(Saved data entries)

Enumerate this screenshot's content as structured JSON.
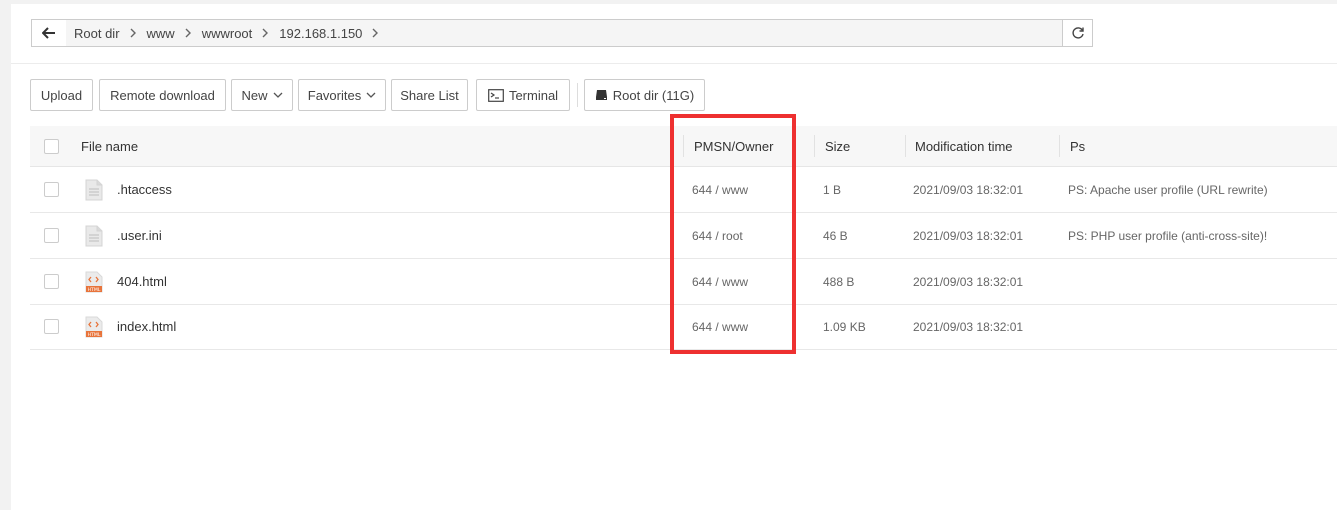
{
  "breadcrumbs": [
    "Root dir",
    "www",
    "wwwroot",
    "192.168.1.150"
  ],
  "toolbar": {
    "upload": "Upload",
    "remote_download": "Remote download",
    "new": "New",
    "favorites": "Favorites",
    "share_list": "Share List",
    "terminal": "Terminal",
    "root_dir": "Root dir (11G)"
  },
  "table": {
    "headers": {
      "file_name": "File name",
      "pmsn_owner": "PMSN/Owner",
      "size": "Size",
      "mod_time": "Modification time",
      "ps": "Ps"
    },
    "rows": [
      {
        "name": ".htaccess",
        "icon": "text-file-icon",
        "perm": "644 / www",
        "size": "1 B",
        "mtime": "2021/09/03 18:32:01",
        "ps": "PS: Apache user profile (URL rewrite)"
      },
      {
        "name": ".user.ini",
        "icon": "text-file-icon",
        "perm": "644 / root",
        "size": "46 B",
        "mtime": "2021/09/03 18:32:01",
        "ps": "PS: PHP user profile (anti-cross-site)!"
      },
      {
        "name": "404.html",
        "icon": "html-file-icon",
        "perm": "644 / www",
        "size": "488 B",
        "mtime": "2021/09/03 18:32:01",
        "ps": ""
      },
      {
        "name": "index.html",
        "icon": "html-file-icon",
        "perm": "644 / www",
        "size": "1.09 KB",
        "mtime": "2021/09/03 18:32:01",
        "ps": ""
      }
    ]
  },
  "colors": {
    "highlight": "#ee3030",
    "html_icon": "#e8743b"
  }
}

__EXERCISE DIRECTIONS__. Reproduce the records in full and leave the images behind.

__REPLY__.
Enumerate this screenshot's content as structured JSON.
{
  "breadcrumbs": [
    "Root dir",
    "www",
    "wwwroot",
    "192.168.1.150"
  ],
  "toolbar": {
    "upload": "Upload",
    "remote_download": "Remote download",
    "new": "New",
    "favorites": "Favorites",
    "share_list": "Share List",
    "terminal": "Terminal",
    "root_dir": "Root dir (11G)"
  },
  "table": {
    "headers": {
      "file_name": "File name",
      "pmsn_owner": "PMSN/Owner",
      "size": "Size",
      "mod_time": "Modification time",
      "ps": "Ps"
    },
    "rows": [
      {
        "name": ".htaccess",
        "icon": "text-file-icon",
        "perm": "644 / www",
        "size": "1 B",
        "mtime": "2021/09/03 18:32:01",
        "ps": "PS: Apache user profile (URL rewrite)"
      },
      {
        "name": ".user.ini",
        "icon": "text-file-icon",
        "perm": "644 / root",
        "size": "46 B",
        "mtime": "2021/09/03 18:32:01",
        "ps": "PS: PHP user profile (anti-cross-site)!"
      },
      {
        "name": "404.html",
        "icon": "html-file-icon",
        "perm": "644 / www",
        "size": "488 B",
        "mtime": "2021/09/03 18:32:01",
        "ps": ""
      },
      {
        "name": "index.html",
        "icon": "html-file-icon",
        "perm": "644 / www",
        "size": "1.09 KB",
        "mtime": "2021/09/03 18:32:01",
        "ps": ""
      }
    ]
  },
  "colors": {
    "highlight": "#ee3030",
    "html_icon": "#e8743b"
  }
}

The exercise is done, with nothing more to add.